During the entire march of my command on this expedition, private property, except where it was necessary for the sustenance of men and horses, was respected; and immediately upon the receipt of the news of an armistice between Sherman and Johnston, as also of the suspension of hostilities pending the surrender of General Dick Taylor, the most stringent orders were issued and enforced forbidding the impressment of stock, and vouchers were given for all subsistence stores taken. The utmost good order prevailed, as was testified to by the inhabitants along the entire line of march, and I take pleasure in expressing my thanks to the officers of the command, without reference to rank, for their hearty support in enforcing orders. Almost the entire line of march was through country which had never been visited by Federal troops since the commencement of the war, and much of it was the richest portions of the State. The march of the various columns had a good effect upon the people. The entire distance marched was about 700 miles, and over 10,000 Confederate officers and soldiers were paroled. On the line of march we passed at least 300,000 bales bales of cotton, much of it Government property; also, considerable quantities of commissary and quartermaster's stores. Not deeming it good policy to destroy property when the close of the war was becoming so apparent, no cotton was burned, believing it would find its way to market and come under the control of the Government. Such Confederate commissary and quartermaster's stores as could not be made use of by the command, together with the unserviceable animals, were, by my directions, believing it would meet with approval, distributed to the poor, many of whom were suffering and entirely destitute. The country is filled with bands of armed marauders, composed mostly of deserters from the late rebel armies, who have returned to find their families suffering from the neglect and persecution of the wealthy leaders, at whose instigation they joined the rebel ranks. The poor people, including the returned Confederate private soldiers, are, as a general thing, now loyal; but the far greater portion of the wealthy classes are still very bitter in their sentiments against the Government, and clutch on to slavery with a lingering hope to save at least a relic of their favorite yet barbarous institution for the future. The former class I most earnestly commend to the forbearance and generosity of the Government, but the spirit of resistance still manifest in the latter should by some means be entirely broken down, and the false pride built upon the institution of slavery must be completely humbled before they can become a truly peaceful and contented people.

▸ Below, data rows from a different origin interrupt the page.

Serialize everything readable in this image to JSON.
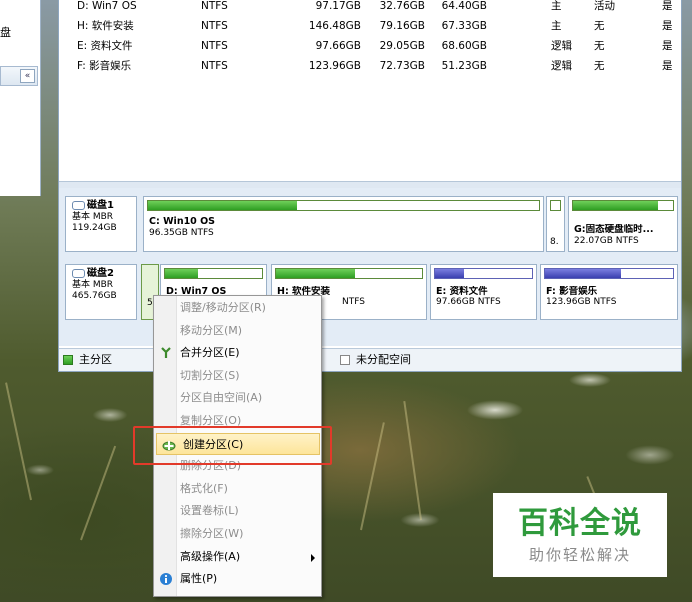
{
  "left_panel": {
    "text": "盘"
  },
  "volumes": [
    {
      "name": "D: Win7 OS",
      "fs": "NTFS",
      "capacity": "97.17GB",
      "used": "32.76GB",
      "free": "64.40GB",
      "type": "主",
      "status": "活动",
      "hidden": "是"
    },
    {
      "name": "H: 软件安装",
      "fs": "NTFS",
      "capacity": "146.48GB",
      "used": "79.16GB",
      "free": "67.33GB",
      "type": "主",
      "status": "无",
      "hidden": "是"
    },
    {
      "name": "E: 资料文件",
      "fs": "NTFS",
      "capacity": "97.66GB",
      "used": "29.05GB",
      "free": "68.60GB",
      "type": "逻辑",
      "status": "无",
      "hidden": "是"
    },
    {
      "name": "F: 影音娱乐",
      "fs": "NTFS",
      "capacity": "123.96GB",
      "used": "72.73GB",
      "free": "51.23GB",
      "type": "逻辑",
      "status": "无",
      "hidden": "是"
    }
  ],
  "disk1": {
    "title": "磁盘1",
    "type": "基本 MBR",
    "size": "119.24GB",
    "partitions": [
      {
        "name": "C: Win10 OS",
        "info": "96.35GB NTFS",
        "fill_pct": 38
      },
      {
        "name": "",
        "info": "8.",
        "fill_pct": 0
      },
      {
        "name": "G:固态硬盘临时...",
        "info": "22.07GB NTFS",
        "fill_pct": 85
      }
    ]
  },
  "disk2": {
    "title": "磁盘2",
    "type": "基本 MBR",
    "size": "465.76GB",
    "small_info": "5",
    "partitions": [
      {
        "name": "D: Win7 OS",
        "info": "",
        "fill_pct": 34
      },
      {
        "name": "H: 软件安装",
        "info": "NTFS",
        "fill_pct": 54
      },
      {
        "name": "E: 资料文件",
        "info": "97.66GB NTFS",
        "fill_pct": 30
      },
      {
        "name": "F: 影音娱乐",
        "info": "123.96GB NTFS",
        "fill_pct": 59
      }
    ]
  },
  "legend": {
    "primary": "主分区",
    "unallocated": "未分配空间"
  },
  "context_menu": {
    "items": [
      {
        "label": "调整/移动分区(R)",
        "icon": "",
        "disabled": true
      },
      {
        "label": "移动分区(M)",
        "icon": "",
        "disabled": true
      },
      {
        "label": "合并分区(E)",
        "icon": "merge-icon",
        "disabled": false
      },
      {
        "label": "切割分区(S)",
        "icon": "",
        "disabled": true
      },
      {
        "label": "分区自由空间(A)",
        "icon": "",
        "disabled": true
      },
      {
        "label": "复制分区(O)",
        "icon": "",
        "disabled": true
      },
      {
        "label": "创建分区(C)",
        "icon": "create-partition-icon",
        "disabled": false
      },
      {
        "label": "删除分区(D)",
        "icon": "",
        "disabled": true
      },
      {
        "label": "格式化(F)",
        "icon": "",
        "disabled": true
      },
      {
        "label": "设置卷标(L)",
        "icon": "",
        "disabled": true
      },
      {
        "label": "擦除分区(W)",
        "icon": "",
        "disabled": true
      },
      {
        "label": "高级操作(A)",
        "icon": "",
        "disabled": false,
        "submenu": true
      },
      {
        "label": "属性(P)",
        "icon": "info-icon",
        "disabled": false
      }
    ],
    "selected_index": 6,
    "colors": {
      "highlight_border": "#e23a2a"
    }
  },
  "brand": {
    "title": "百科全说",
    "subtitle": "助你轻松解决",
    "color": "#2f9a3c"
  }
}
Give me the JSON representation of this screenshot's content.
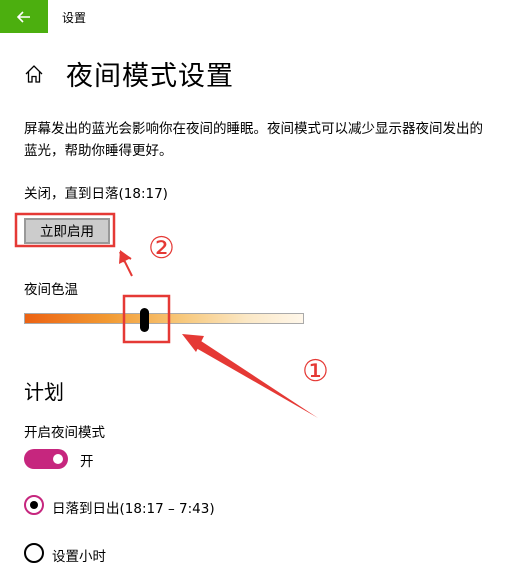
{
  "app": {
    "title": "设置",
    "back_icon": "arrow-left-icon",
    "accent_color": "#4caf0f"
  },
  "page": {
    "title": "夜间模式设置",
    "home_icon": "home-icon"
  },
  "description": "屏幕发出的蓝光会影响你在夜间的睡眠。夜间模式可以减少显示器夜间发出的蓝光，帮助你睡得更好。",
  "status": "关闭，直到日落(18:17)",
  "enable_button": {
    "label": "立即启用"
  },
  "color_temperature": {
    "label": "夜间色温",
    "level": 0.43
  },
  "schedule": {
    "title": "计划",
    "toggle_label": "开启夜间模式",
    "toggle_state": "开",
    "toggle_on": true,
    "toggle_color": "#c6267e",
    "options": [
      {
        "label": "日落到日出(18:17 – 7:43)",
        "selected": true
      },
      {
        "label": "设置小时",
        "selected": false
      }
    ]
  },
  "annotations": {
    "marker_1": "①",
    "marker_2": "②",
    "color": "#e53935"
  }
}
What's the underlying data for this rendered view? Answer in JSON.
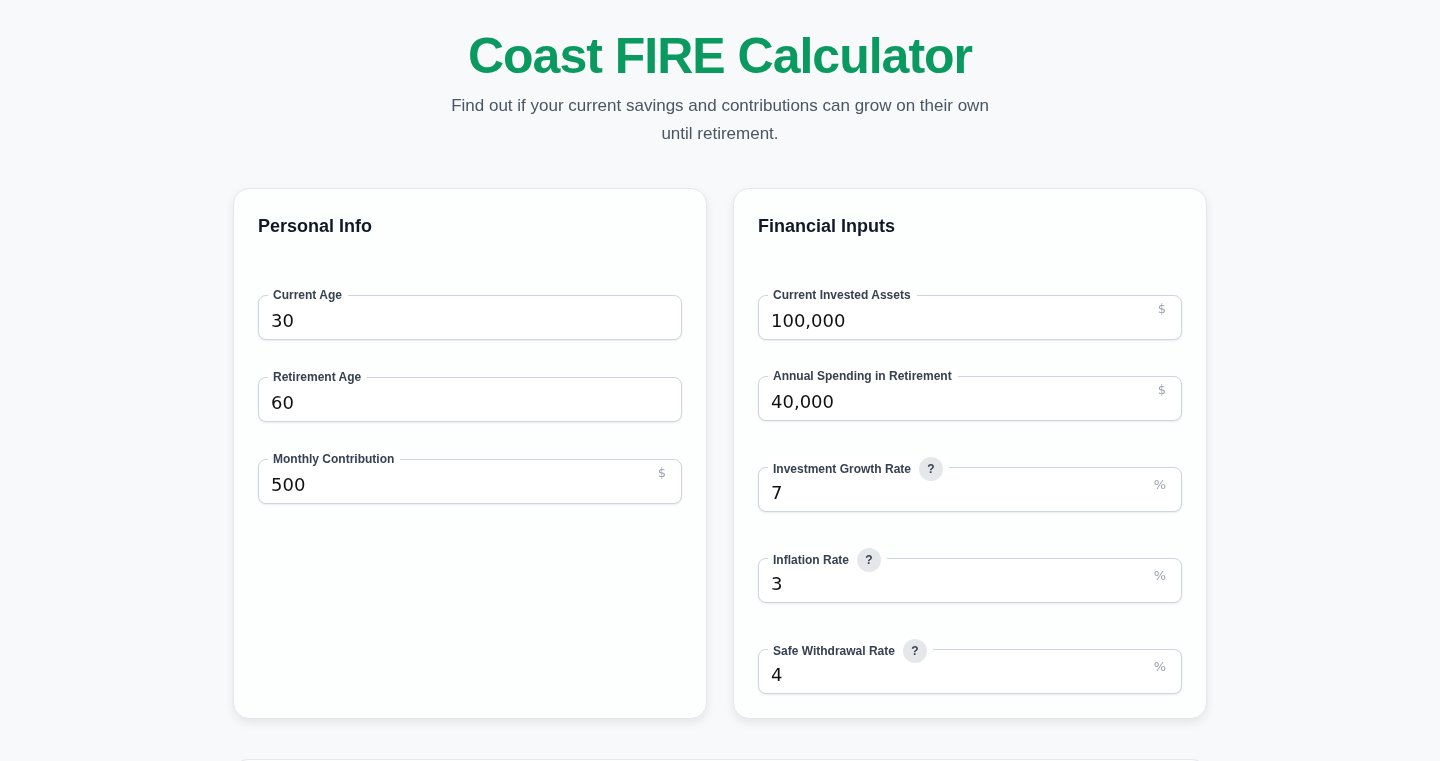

Very respectfully, your obedient servant,


Brevet Major-General Lieut. Col. C. T. Christensen,
Assistant Adjutant-General.



SOURCE: United States War Department. THE WAR OF THE REBELLION: A Compilation of the Official Records of the Union and Confederate Armies. Washington: Government Printing Office, 1880-1901.

Category: Civil War | Subcategory: Reports - Union | Tags: Mississippi , Alabama , Washington , Illinois
Related Topics / Keywords / Phrases: 1865, 1880, 1901, 27th, Alabama, Ark, Army, Assistant Adjutant-General, Blake, Cavalry, Columbus, Davis, Greensboro (North Carolina), Illinois, Indian, Indiana, John, June 1865, Louisiana, Mississippi, Mobile, Montgomery (Alabama), New Orleans (Louisiana), New York, Ohio, Railroad, Springs, The War of the Rebellion (Book), Tuscaloosa (Alabama), United States War Department, Vicksburg (MIssissippi), War Department,